In turn, this can cause resentment of international immigration as well as shifts within the UK. In areas such as Cornwall or Devon locals have long struggled to compete with second-homers and anger is slowly growing.

What’s more, wealth becomes less dependent on work and endeavour. It’s instead based almost exclusively on where you’re born and whether you (or indeed a close relative) own property. For instance, inherit a three-bedroom house in central London, and you’ll make more money doing nothing than someone ever could working for the average UK income.

Risk aversion

Spending so much money on rent and mortgages also means younger generations are less willing (or able) to take on student debt and entrepreneurial loans. Many prioritise saving a property deposit rather than university fees, funding a business idea or enriching their lives with travel.

With only a lucky few able to take on financial risks and investments, the downward spiral of stagnating wages, wealth inequalities and rising prices continue.

Could things be different?

Let’s imagine the alternatives.

If your rent or mortgage halved, what would you do differently?

Perhaps you’d work less, shift to a three-day week or a less well-paid, more rewarding profession? You might be able to invest in yourself more; eat better, exercise more, go on holidays with family or pay for that professional development course you’ve been thinking about for years.

If housing wasn’t such a pressing concern, we might see more creativity and risks in society. We could witness more involvement in peaceful protest and activism, with more time and energy spent on “big picture” issues such as environmentalism and social justice. With time currently spent discussing and experimenting with piece-meal ‘solutions’ to the crisis what more could be achieved by our governments and housing organisations?

At the moment, any increases in wealth or wages are immediately eaten up by price rises in the housing sector. It’s easy to see how this can impact the hopes and positivity of younger generations. If things were different, would we see more optimism and a generally more content society? Is at least part of the reason for our obsession with celebrity and social media an effort to distract ourselves from the lack of that most basic of human needs, a shelter, a home?

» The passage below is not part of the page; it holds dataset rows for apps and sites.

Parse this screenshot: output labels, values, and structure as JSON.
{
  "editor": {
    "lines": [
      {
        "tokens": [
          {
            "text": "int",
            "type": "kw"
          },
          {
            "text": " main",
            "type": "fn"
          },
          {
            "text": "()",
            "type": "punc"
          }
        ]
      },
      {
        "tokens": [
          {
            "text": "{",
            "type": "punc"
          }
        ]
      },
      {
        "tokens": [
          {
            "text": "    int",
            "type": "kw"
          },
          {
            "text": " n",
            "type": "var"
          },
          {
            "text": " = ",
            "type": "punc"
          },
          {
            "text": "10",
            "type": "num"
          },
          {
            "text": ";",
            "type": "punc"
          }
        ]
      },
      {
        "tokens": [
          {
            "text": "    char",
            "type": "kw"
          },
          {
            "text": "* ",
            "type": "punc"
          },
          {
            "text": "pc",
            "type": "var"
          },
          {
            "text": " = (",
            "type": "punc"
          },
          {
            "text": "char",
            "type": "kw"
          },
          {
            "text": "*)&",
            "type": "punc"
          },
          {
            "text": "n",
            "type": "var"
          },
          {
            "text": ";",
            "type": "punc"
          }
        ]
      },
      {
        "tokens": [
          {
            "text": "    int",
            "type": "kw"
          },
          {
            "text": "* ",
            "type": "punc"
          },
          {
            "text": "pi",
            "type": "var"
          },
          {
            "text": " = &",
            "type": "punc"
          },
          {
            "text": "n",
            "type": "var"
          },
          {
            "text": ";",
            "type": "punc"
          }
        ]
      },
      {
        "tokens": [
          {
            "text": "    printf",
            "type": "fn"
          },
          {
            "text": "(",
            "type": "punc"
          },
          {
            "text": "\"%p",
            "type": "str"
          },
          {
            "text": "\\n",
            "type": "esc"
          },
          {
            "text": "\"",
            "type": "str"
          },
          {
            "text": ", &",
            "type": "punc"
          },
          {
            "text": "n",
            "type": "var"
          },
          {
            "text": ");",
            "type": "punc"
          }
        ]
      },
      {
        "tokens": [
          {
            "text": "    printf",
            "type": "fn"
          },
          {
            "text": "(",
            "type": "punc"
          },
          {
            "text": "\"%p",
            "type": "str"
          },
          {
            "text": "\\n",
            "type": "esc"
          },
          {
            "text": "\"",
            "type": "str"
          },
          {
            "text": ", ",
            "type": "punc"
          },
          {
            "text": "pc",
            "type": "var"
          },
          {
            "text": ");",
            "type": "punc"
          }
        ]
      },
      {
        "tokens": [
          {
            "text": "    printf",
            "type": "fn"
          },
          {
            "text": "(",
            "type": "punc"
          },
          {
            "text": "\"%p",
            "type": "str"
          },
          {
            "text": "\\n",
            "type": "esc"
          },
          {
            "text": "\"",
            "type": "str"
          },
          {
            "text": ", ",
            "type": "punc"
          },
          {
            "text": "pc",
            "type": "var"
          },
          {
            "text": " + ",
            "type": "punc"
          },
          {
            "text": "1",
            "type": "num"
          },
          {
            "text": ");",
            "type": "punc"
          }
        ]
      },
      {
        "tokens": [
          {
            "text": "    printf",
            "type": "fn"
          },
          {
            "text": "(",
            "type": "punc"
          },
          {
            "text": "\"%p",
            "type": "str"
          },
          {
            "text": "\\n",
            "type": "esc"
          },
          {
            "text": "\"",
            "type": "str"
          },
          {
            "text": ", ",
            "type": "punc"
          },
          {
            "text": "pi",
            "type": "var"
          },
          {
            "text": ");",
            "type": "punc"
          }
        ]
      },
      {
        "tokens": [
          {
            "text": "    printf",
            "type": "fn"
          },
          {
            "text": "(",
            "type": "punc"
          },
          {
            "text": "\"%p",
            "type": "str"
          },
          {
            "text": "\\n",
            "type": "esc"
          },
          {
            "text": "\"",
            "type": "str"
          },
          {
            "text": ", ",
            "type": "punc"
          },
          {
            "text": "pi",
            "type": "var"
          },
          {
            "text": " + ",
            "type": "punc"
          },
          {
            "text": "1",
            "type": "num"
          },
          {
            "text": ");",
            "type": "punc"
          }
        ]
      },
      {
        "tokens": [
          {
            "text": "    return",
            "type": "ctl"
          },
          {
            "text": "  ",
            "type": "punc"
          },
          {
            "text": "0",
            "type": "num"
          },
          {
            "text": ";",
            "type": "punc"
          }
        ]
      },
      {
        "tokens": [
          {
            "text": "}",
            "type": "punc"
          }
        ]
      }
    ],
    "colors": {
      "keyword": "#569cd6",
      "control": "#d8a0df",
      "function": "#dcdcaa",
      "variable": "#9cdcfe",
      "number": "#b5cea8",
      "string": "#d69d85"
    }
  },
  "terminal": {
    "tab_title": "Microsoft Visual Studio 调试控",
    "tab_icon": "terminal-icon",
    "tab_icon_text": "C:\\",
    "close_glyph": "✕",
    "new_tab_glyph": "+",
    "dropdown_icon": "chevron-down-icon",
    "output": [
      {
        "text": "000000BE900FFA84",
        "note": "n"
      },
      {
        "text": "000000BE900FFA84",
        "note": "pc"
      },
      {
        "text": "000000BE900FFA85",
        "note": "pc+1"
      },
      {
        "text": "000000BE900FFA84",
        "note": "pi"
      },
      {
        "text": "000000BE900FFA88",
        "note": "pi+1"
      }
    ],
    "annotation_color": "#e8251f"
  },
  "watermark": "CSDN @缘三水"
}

Whilst there are no easy solutions to the UK’s housing crisis, one thing’s certain, the current supply (both in terms of quantity and quality) isn’t meeting the needs of society. Whether buying or renting, surely people deserve better.

Given the implications for citizens all over the country, it’s time to start talking about what can be done to truly fix it – once and for all. The UK’s growing housing crisis needs to become more than just a dinner party discussion about house prices.

I hope that Marcus Jones, our new Housing Minister will see it for the outrage that it really is.

Jonathan Rolande

Jonathan Rolande

Jonathan Rolande began in the property industry in 1987 and has extensive knowledge of the property buying sector. Jonathan is also an avid supporter of greater regulation in the industry. Founding the National Association of Property Buyers to offer essential information to property sellers.